“We were the only Rehabilitation Engineering Research center funded on rehabilitation strategies, techniques and interventions,” Light said. “We are really excited about the research, development, training and dissemination activities that we have planned and the new collaborations that we will be building, both in house at Penn State with the College of Engineering and the College of Information Sciences and Technology, as well as nationwide with other leading research centers. This is an incredible opportunity to advance the field and improve outcomes for children and adults with the most complex communication needs.”
Jessica Gosnell Caron, a doctoral candidate in CSD, said the grant and corresponding research is beneficial because it provides students such as herself with access to current information in the field as well as a range of experiences she can use in her career.
She said the grant’s collaboration with other health care and research centers is exciting.
“As a student, you are getting access to a wealth of information,” she said.
Caron’s research interests include maximizing communication outcomes in individuals with special needs. Some of her experience in that area includes technology development and the use of social media to address barriers to success.
“It’s an incredible opportunity being here and being a part of the RERC,” Caron said. “(It provides) a great example of how to be an investigator, trainer and collaborator, all things we’re learning as doctoral students.”
Caron said that working with Light opened her eyes to what’s involved in this type of work. By attending research meetings, Caron is able to see how Light moves the research along.
“It’s a great opportunity for me to see how she runs a big research grant,” Caron said. “It’s really exciting. She’s amazing. What she’s done and how the field has advanced is largely due to her and the research team at Penn State.”
David McNaughton, professor of special education, is leading the training and dissemination activities.
“I have worked in the field of AAC for over 30 years, beginning as a clinician at a children’s rehabilitation center,” he said. “There have always been two important components to an effective AAC intervention: the identification and use of appropriate AAC technology, and providing instruction so the person who uses AAC and his or her communication partner know how to use AAC to support communication.”
The first of the activities, AAC Incubator, involves creating teams of Penn State students to conduct research with people with disabilities in order to identify unmet technology needs.
“We are working with Godfrey Nazareth, a person with ALS who uses AAC, and Susan Fager, a researcher from Madonna Rehabilitation Hospital, to interview persons with ALS about their perspectives on AAC technology, and ways in which the technology could be improved. Our goal is to identify innovative design features which will then be given to the Learning Factory teams,” McNaughton said.
The Learning Factory projects, done in collaboration with the Penn State College of Engineering’s Learning Factory program, involves developing and testing prototype AAC technologies, he said.

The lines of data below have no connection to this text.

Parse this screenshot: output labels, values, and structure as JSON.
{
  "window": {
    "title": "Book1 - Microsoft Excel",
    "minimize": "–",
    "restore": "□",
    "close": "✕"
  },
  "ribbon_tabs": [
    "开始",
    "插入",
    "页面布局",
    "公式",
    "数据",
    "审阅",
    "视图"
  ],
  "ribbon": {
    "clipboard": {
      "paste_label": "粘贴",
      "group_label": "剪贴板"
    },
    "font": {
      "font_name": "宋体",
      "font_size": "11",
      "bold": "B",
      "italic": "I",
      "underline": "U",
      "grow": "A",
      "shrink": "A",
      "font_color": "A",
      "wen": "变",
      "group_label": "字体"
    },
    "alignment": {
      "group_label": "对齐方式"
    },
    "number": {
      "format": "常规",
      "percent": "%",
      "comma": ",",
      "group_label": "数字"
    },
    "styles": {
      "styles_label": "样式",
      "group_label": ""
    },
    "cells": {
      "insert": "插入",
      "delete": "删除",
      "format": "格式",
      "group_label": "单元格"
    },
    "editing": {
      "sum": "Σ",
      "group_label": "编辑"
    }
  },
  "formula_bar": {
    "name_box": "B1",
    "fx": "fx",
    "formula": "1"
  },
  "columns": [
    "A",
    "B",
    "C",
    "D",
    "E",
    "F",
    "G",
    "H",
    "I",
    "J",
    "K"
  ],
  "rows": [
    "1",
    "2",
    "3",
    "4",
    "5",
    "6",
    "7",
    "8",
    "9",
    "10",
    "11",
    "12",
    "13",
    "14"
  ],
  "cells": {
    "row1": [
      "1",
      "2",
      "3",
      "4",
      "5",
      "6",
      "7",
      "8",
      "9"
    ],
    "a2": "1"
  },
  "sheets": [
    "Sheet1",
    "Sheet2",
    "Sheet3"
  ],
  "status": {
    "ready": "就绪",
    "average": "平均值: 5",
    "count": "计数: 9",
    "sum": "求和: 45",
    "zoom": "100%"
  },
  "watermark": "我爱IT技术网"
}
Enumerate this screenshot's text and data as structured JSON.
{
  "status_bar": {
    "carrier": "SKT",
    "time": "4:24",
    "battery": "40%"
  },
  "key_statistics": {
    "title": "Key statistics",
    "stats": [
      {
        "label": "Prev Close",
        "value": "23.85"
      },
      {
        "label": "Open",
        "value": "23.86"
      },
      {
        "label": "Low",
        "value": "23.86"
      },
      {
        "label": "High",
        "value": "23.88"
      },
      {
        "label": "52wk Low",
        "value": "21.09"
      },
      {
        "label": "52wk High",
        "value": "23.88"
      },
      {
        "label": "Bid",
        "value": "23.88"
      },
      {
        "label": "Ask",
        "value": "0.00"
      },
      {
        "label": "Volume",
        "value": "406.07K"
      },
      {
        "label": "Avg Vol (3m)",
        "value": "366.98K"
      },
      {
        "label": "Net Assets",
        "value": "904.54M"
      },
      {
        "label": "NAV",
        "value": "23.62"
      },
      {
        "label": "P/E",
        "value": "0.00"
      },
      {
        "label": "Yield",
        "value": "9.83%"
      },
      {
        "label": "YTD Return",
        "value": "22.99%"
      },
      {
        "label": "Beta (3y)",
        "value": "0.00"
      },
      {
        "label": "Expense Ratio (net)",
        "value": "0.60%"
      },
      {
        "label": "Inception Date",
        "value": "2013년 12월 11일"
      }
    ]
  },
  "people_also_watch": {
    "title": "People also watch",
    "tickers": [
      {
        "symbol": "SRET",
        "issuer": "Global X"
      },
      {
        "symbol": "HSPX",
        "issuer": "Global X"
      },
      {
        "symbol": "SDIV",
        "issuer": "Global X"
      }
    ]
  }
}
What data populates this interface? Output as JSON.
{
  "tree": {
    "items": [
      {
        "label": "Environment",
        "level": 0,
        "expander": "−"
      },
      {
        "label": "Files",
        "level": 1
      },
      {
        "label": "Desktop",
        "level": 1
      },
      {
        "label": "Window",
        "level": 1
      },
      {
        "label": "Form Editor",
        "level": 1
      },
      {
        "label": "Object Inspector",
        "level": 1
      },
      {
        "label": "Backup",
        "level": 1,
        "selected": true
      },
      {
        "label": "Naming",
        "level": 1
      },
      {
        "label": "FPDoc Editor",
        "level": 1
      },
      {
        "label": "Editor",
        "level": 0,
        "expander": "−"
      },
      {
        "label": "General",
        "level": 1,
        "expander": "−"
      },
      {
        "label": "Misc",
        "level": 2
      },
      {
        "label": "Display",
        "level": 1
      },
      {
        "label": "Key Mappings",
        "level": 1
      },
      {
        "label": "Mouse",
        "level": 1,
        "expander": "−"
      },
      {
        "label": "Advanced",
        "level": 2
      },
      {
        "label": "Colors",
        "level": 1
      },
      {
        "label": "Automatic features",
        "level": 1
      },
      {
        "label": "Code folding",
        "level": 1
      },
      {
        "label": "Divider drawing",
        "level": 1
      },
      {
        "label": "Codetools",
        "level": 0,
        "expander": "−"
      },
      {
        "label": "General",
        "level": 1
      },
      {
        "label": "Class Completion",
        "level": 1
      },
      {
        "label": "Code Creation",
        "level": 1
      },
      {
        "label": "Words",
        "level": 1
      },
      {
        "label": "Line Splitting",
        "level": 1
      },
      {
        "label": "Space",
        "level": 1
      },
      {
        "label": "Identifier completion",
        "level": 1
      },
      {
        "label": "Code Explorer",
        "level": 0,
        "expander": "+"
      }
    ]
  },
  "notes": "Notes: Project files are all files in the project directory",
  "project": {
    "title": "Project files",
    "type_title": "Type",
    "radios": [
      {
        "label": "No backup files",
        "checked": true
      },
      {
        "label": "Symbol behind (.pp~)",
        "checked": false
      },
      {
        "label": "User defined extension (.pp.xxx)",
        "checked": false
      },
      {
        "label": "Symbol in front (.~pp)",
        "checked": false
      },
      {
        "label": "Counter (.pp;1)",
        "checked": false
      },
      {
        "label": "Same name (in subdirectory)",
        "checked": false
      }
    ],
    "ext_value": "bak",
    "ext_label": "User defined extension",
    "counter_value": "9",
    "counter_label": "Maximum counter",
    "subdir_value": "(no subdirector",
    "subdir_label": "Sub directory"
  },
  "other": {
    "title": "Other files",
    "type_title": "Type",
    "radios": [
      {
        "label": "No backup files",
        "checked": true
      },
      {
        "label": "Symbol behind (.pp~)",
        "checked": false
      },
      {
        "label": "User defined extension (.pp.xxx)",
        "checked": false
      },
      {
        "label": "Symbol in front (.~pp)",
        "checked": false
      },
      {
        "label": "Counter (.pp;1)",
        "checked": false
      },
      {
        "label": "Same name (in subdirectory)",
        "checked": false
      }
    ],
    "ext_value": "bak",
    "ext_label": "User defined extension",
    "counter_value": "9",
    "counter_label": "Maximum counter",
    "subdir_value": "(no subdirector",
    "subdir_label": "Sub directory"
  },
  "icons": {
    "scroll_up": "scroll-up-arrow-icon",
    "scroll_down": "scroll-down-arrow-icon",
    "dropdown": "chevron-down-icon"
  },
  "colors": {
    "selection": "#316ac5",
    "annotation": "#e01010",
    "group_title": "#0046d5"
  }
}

“Using the ideas generated from the AAC Incubator projects, we will work with undergraduate students in the College of Engineering who will use the technology development activities as their senior design/capstone engineering experience,” he said.
Another activity is referred to as AAC webcasts and massive open online course.
“Over the next five years, we will develop 12 webcasts on the use of AAC,” McNaughton said. “These will include first-person descriptions of the use of AAC by persons with complex communication needs, as well as descriptions of research and development, guidelines for practice, etc. In year four, we will present a MOOC on AAC that will incorporate these materials as well as other activities.”
Another project, he said, is a State of the Science conference, which will bring together leading researchers in the field of AAC as well as people who use AAC, AAC clinicians and AAC manufacturers, in order to summarize the state of the science in the AAC field and to identify an agenda for future research and development.
“Our goal is to make it easier for everyone — persons who use AAC, family members, speech language pathologists and educators — to find out about AAC and to learn how to support its effective use,” McNaughton said. “One major barrier to AAC right now is the lack of knowledge of the benefits that it can provide and the limited information available on how to support its effective use. We now have an outstanding team and a comprehensive plan for increasing awareness and knowledge of AAC.”
For more information about AAC research, development and training activities, visit aac.psu.edu. For more information about CSD at Penn State visit csd.hhd.psu.edu.